What we’re trying to do with the sound school in East London at the moment is to get a system in place so that by January, when everyone's pretty quiet in post, we can get some students to our studios to do some workshops as part of their curriculum. And we’re very involved with putting that curriculum together.

So I'm hoping that if we can start to do this and find a way that makes it work, other people in sound and other parts of the industry can do something similar.

It does take some time to get up and running but once you’ve got the presentations together, and you realise what works and what doesn't work, it’s just about refining. It's something that I think every part of the industry could potentially do if they just got off their asses and did it! 

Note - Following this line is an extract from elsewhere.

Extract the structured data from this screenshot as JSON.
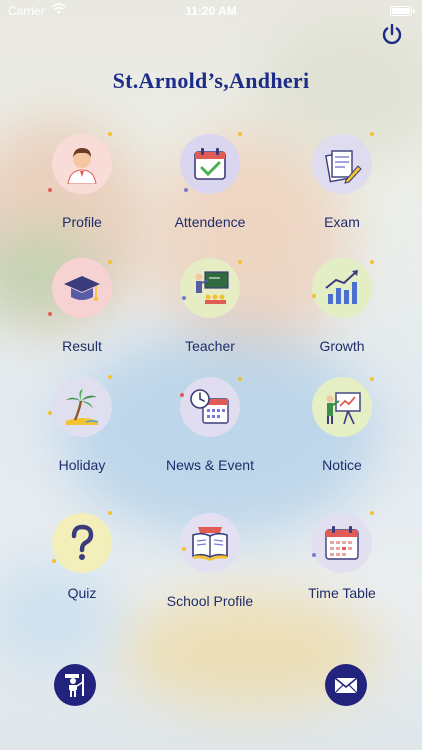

If more companies start working together this way, then we can get these kids the opportunities they need. If we don’t have any current vacancies, we can open up other doors for them with studios who have similar programmes. But unless you put that effort in, you're not going to get anything out. 

Sean> I actually find it such an enjoyable experience to go out and talk to these students because this job can be unglamorous at times - you work hard and you’re constantly onto the next job without time for appreciation. But when I go out and show people what I do, it helps me appreciate it again. It’s a very passion-led job and speaking about it with students who never knew it existed but love music and sound and get excited by it, makes me remember how much I love it too.

Stuart> And it’s not just a post issue. But all different industries could benefit from this and work together more to open up creative opportunities where there haven’t been before. We’re educating students on the routes into audio post production, but what’s also important is that we have connections for those who may be interested in other areas like film directing, costume and wardrobe, or makeup and prosthetics, for example.

It’s about drawing these parallels and other career opportunities where we might be able to just give someone a valuable leg up.